Tell how many lines of the material below hold "viewmodel". The reply is that number alone.
== Segment start ==
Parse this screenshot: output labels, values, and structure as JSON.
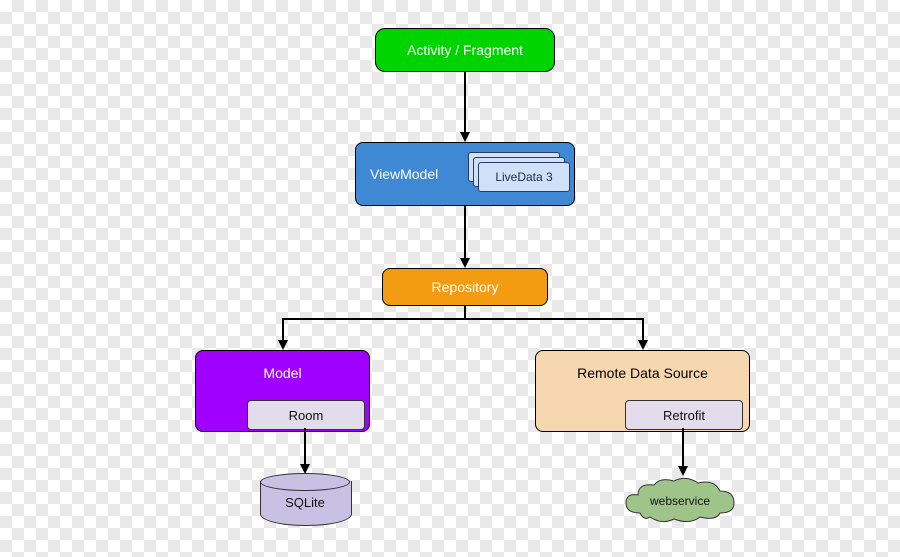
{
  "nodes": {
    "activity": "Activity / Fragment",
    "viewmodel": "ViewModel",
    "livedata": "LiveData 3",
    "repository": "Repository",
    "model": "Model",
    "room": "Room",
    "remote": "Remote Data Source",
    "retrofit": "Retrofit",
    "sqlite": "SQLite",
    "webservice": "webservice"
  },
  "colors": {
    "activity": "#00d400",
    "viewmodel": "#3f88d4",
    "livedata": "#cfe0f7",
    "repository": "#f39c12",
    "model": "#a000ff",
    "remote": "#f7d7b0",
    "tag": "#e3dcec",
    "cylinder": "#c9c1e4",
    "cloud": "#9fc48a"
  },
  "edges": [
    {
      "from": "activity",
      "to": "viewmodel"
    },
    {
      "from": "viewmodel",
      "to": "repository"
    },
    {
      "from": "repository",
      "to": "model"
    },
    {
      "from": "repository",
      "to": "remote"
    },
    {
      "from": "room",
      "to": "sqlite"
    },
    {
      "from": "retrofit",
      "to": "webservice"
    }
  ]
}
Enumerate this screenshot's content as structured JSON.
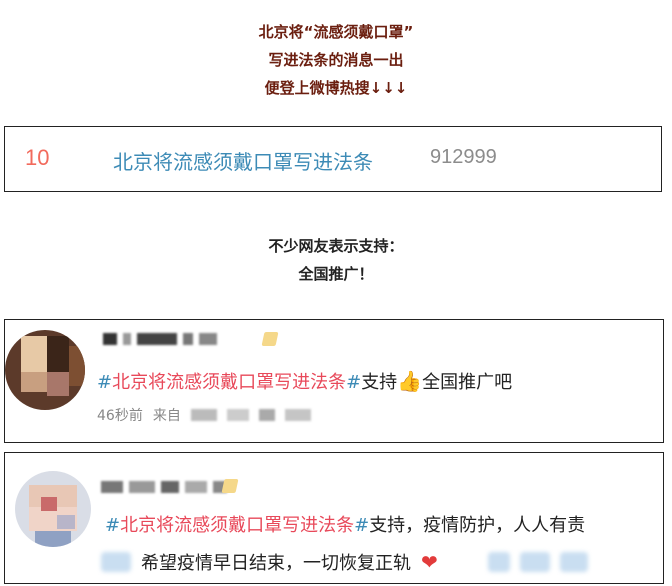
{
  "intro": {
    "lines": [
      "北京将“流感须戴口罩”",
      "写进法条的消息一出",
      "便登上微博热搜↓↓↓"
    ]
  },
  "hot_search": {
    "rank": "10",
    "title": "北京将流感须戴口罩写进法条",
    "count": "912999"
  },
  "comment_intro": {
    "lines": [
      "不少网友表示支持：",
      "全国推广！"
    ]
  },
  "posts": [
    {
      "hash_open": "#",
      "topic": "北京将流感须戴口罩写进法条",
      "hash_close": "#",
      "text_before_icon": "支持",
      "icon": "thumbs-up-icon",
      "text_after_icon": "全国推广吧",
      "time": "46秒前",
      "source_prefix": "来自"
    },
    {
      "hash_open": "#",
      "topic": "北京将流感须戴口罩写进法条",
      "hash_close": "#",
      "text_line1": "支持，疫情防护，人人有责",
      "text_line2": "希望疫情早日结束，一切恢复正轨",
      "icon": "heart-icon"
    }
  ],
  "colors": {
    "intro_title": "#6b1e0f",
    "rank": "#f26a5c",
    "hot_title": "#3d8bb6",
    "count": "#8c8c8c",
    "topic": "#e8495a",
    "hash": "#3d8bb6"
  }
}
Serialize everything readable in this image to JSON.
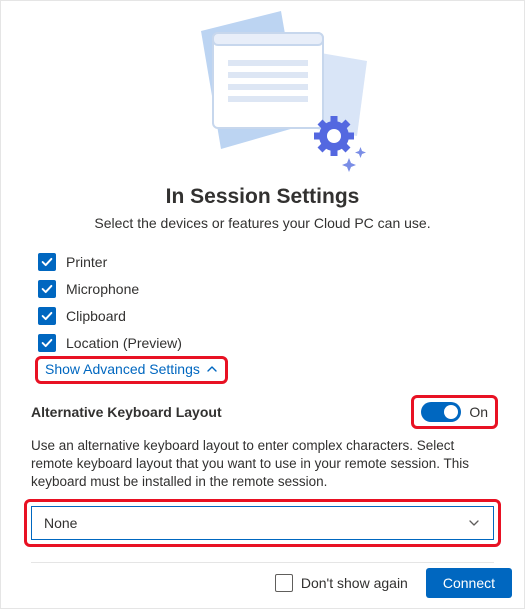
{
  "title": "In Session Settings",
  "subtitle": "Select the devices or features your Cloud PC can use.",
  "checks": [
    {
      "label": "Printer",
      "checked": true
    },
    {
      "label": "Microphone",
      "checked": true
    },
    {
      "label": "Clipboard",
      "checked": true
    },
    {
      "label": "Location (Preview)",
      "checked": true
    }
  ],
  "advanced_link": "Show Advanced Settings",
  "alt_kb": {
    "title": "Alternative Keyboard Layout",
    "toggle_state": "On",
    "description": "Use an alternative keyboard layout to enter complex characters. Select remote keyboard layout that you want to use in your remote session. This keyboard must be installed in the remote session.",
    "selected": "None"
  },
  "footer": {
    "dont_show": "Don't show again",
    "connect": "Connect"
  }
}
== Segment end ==
■ PROBLEM SOLUTION: 4